I’ve only read Johnson’s superb novella Train Dreams before, and I’d love to read his short stories in Jesus’ Son and the more recent The Largesse of the Sea Maiden. Johnson was also a poet, and I found a book of his first two collections on the Blackwell’s £1 shelf last summer when Rebecca and I met up for an afternoon in Oxford. The Man Among the Seals was published in 1969, and Inner Weather in 1976.
The earlier, larger set of poems is full of domestic settings – most are quite dark, such as ‘Why I Might Go to the Next Football Game’ in which a man recounts his first kiss as a child to which he reacts in the playground by tackling and punching the poor girl, now being a spectator and realising that it wasn’t a game. Another, ‘Checking the Traps’ is all about catching mice and not very nice! Amongst all the drunks and other lowlife, the main character in these poems is his long-suffering wife, who is, thankfully, obviously loved in one way or another – but he’s quite candid. One I enjoyed, ‘A Consequence of Gravity’, begins:
my wife’s voice yelling from
the window holds the distant echoes
of a thousand mothers-in-law, all the women,
all the weight, increasing, of this planet.
The second much shorter collection has some of the same preoccupations, but his style has changed to using capitals at the beginnings of sentences. Some of them do display a sense of ‘Inner Weather’, but the one on the right tickled me at the beginning, however, then it gets more strange and internal down the page!
For me this was rather a mixed bag. I definitely preferred the second collection, which felt more focused, but for just £1 I’m not complaining. While I wouldn’t go out of my way to seek out more of his poetry, I do still want to read more of his other writing.
Department of Mind-Blowing Theories: Science Cartoons by Tom Gauld
Tom Gauld’s cartoons and graphic novels are the biz. Just love ’em! And his new collection of science cartoons made me guffaw, snort and chortle from start to finish – they’re hilarious, full of puns, yet always insightful, and surprisingly full of literary references.
I’ve made some of my many favourites into a little montage below.
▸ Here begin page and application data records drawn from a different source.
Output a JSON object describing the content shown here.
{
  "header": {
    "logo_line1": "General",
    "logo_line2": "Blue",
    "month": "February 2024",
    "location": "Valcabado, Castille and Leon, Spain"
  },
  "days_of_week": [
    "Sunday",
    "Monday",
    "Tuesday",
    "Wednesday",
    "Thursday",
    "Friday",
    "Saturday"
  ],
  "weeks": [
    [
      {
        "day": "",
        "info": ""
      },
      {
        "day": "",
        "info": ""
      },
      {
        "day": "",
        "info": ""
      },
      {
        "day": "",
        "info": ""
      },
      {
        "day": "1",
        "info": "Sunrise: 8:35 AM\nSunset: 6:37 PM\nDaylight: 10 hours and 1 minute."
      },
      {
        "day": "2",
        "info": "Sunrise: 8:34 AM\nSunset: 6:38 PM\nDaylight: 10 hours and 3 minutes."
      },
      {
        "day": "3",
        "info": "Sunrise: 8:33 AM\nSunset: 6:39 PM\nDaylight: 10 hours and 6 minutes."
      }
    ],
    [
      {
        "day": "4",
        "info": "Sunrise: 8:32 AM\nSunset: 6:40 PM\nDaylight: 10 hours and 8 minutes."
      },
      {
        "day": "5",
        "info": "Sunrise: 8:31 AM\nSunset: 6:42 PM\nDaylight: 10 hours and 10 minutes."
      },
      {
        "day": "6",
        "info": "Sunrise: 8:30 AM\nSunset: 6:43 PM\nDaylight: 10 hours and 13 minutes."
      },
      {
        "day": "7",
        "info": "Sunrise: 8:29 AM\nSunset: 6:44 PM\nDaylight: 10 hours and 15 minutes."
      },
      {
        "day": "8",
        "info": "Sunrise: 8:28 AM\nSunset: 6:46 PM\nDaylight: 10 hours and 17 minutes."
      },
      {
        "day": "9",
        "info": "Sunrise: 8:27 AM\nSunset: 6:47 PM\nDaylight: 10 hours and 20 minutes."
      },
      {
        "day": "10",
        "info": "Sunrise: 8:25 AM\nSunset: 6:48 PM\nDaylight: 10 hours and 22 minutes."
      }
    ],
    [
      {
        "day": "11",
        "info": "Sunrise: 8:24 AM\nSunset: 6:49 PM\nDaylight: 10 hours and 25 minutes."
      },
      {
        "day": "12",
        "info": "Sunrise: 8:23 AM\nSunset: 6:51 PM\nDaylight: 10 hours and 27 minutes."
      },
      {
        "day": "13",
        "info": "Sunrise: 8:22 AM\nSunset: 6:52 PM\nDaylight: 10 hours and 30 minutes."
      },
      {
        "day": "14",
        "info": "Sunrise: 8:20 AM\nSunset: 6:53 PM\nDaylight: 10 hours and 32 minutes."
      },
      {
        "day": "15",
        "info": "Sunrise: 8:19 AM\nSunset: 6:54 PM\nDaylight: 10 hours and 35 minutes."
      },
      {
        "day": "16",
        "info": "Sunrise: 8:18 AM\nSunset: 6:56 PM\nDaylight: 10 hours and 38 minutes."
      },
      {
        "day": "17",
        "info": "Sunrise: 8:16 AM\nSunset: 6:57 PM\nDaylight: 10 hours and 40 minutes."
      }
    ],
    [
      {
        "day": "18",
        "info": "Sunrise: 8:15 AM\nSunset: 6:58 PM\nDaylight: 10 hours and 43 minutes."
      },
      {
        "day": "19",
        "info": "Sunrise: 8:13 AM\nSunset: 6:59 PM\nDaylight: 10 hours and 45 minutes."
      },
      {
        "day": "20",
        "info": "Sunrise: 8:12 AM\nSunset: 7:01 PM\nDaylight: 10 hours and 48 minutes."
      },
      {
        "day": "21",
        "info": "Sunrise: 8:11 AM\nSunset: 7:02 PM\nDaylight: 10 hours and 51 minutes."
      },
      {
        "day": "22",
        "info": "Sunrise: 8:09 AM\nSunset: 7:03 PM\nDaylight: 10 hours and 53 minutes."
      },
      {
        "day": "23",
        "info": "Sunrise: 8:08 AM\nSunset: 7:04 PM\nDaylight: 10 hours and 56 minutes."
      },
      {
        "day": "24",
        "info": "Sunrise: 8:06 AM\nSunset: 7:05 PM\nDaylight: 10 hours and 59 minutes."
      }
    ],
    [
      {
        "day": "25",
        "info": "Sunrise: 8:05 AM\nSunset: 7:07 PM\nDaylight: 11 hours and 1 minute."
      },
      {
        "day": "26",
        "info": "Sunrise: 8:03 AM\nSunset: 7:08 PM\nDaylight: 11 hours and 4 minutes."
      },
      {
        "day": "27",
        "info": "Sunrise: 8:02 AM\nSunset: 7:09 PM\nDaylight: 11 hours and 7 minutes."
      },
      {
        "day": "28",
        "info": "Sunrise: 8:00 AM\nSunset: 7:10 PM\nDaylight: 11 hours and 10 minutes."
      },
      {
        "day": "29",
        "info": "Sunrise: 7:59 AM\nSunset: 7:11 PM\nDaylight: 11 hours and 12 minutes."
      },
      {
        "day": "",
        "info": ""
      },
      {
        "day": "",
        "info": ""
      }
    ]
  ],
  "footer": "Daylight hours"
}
This book was a real pick-me-up! Just what was required to appeal to my inner geek. (10/10)